Eva Mendes has approximately two pretty big things going for her, and by that, I mean her mighty affordable asking price and her willingness to sign up for just about any project (What? What did you think I was going to say those two things were?). Well, she’s not bad on the eyes, either, but I have to think it takes more than just her caliber of looks to work as steadily as she does. It also helps that she has all of the advantages of being ethnic (being able to be a love interest for black and white actors, being considered exotic, um…good skin?) while having almost none of the disadvantages (that hard-to-shake accent that dogs the likes of Salma Hayek and Penelope Cruz). The combination of all of that makes for a pretty steady career, and she’s been able to do romance, dramas, thrillers, and comedies alike. Now, it looks like it’s time for her first starring horror film.

I use the qualifier “starring” because she was a part of the almost entirely (and deservedly so) forgotten Urban Legends franchise, having appeared in part deux, Final Cut. But now, Eva’s starring in and co-executive producing a new, yet pretty old-sounding horror thriller called Curve for teen schlock magnate Neal Moritz, who also produced Final Cut. Here, Mendes plays a young woman traveling by herself who wisely takes an offroad detour in a remote area outside New York City. As bad luck would have it, this is the area where a psychopathic murderer happens to be killing time (and people) and he sets his sights on her. I can only hope that this movie was created when an intern read aloud the plot of Wrong Turn (or any of the gazillion other films with this same premise) off the back of the DVD, and Neal Moritz exclaimed “Genius!” and bought the pitch for mid-six figures.

I guess if you’re going to start producing films, horror is about as sure a bet as you can make, and you can get away with a reduced budget a lot better. But this throwback-y plot sounds mighty skimpy for an entire feature, so maybe this film will have an original twist or two to spice things up such as finding out that the killer is Chow Yun-Fat and dies at the end.
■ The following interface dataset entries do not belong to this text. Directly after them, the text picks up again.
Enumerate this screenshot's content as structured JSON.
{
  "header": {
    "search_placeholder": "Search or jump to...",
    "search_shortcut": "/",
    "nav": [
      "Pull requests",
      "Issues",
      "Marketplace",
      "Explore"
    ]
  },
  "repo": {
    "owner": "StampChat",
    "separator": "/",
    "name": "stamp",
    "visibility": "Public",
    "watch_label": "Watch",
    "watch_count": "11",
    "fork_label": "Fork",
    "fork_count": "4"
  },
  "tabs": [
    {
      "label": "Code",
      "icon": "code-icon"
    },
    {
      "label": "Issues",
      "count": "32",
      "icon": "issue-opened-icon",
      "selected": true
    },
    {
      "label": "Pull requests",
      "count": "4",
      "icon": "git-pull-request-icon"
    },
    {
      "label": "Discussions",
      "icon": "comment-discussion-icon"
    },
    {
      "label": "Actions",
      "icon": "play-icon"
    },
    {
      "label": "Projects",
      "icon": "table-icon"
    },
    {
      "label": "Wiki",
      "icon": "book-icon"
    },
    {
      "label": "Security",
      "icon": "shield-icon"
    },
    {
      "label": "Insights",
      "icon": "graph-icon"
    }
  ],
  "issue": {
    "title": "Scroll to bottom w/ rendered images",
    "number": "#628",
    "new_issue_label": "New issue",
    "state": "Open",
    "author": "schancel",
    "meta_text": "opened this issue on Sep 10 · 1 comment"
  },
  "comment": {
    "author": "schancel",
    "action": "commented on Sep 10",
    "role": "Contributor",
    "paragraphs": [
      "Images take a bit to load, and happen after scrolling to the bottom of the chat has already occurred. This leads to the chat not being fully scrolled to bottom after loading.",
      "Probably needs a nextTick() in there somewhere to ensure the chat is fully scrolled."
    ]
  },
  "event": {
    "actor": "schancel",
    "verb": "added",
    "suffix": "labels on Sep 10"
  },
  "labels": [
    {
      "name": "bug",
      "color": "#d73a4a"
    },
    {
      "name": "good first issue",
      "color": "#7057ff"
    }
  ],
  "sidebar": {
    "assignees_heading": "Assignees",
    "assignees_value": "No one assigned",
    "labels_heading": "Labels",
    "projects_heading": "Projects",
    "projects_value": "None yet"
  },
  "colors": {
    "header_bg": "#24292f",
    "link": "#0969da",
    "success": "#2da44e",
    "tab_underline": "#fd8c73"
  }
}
And he also happens to be a ghost. And a supervillain. And he’s dreaming the entire film just before he dies. And as he does, he says “Stupid fucking white people.”